··· INFORMATION PROVIDED

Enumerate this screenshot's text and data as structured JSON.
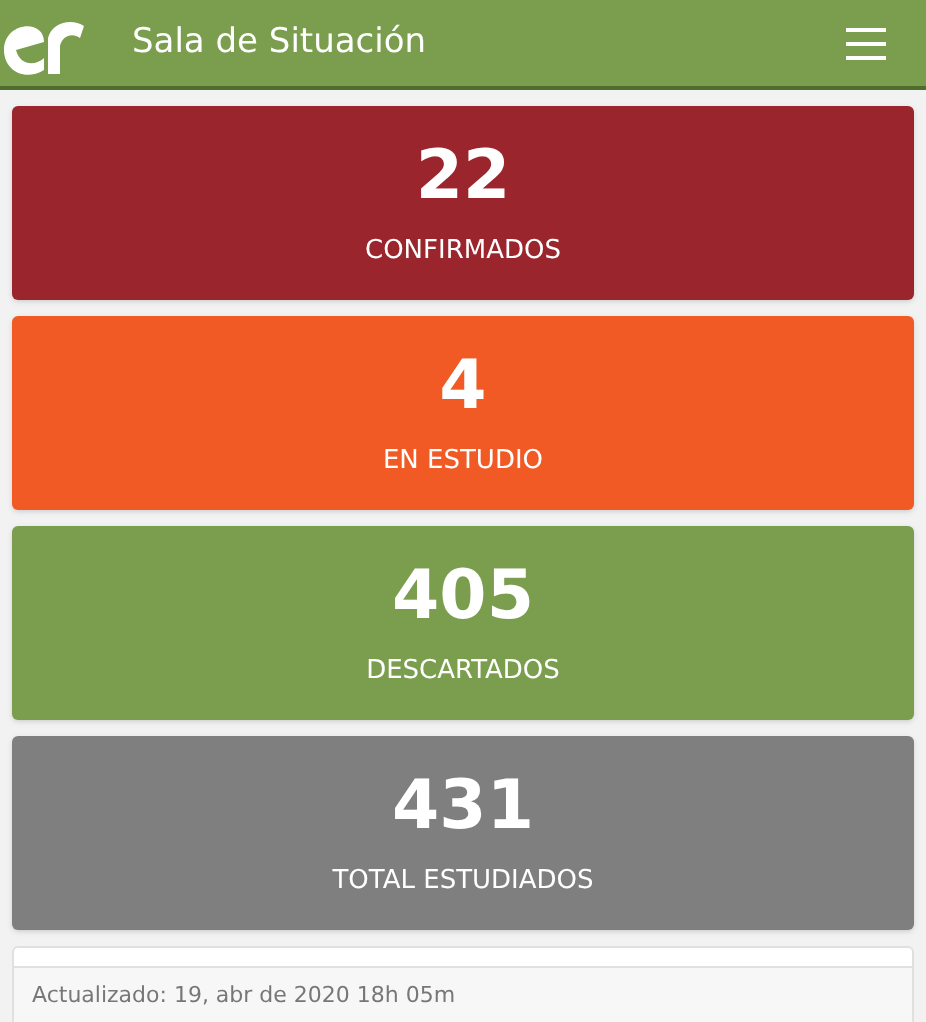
{
  "header": {
    "title": "Sala de Situación"
  },
  "stats": [
    {
      "value": "22",
      "label": "CONFIRMADOS",
      "color": "#9b252d"
    },
    {
      "value": "4",
      "label": "EN ESTUDIO",
      "color": "#f15a24"
    },
    {
      "value": "405",
      "label": "DESCARTADOS",
      "color": "#7a9e4e"
    },
    {
      "value": "431",
      "label": "TOTAL ESTUDIADOS",
      "color": "#7f7f7f"
    }
  ],
  "footer": {
    "updated": "Actualizado: 19, abr de 2020 18h 05m"
  }
}
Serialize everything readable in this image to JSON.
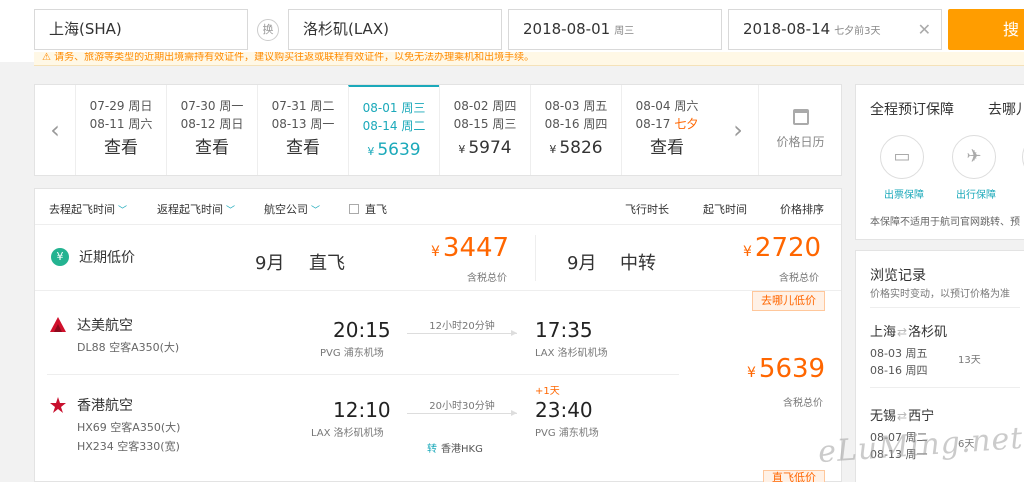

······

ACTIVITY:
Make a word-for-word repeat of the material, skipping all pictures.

ANSWER SPACE:
Enumerate this screenshot's text and data as structured JSON.
{
  "header": {
    "title": "Sala de Situación"
  },
  "stats": [
    {
      "value": "22",
      "label": "CONFIRMADOS",
      "color": "#9b252d"
    },
    {
      "value": "4",
      "label": "EN ESTUDIO",
      "color": "#f15a24"
    },
    {
      "value": "405",
      "label": "DESCARTADOS",
      "color": "#7a9e4e"
    },
    {
      "value": "431",
      "label": "TOTAL ESTUDIADOS",
      "color": "#7f7f7f"
    }
  ],
  "footer": {
    "updated": "Actualizado: 19, abr de 2020 18h 05m"
  }
}
Serialize everything readable in this image to JSON.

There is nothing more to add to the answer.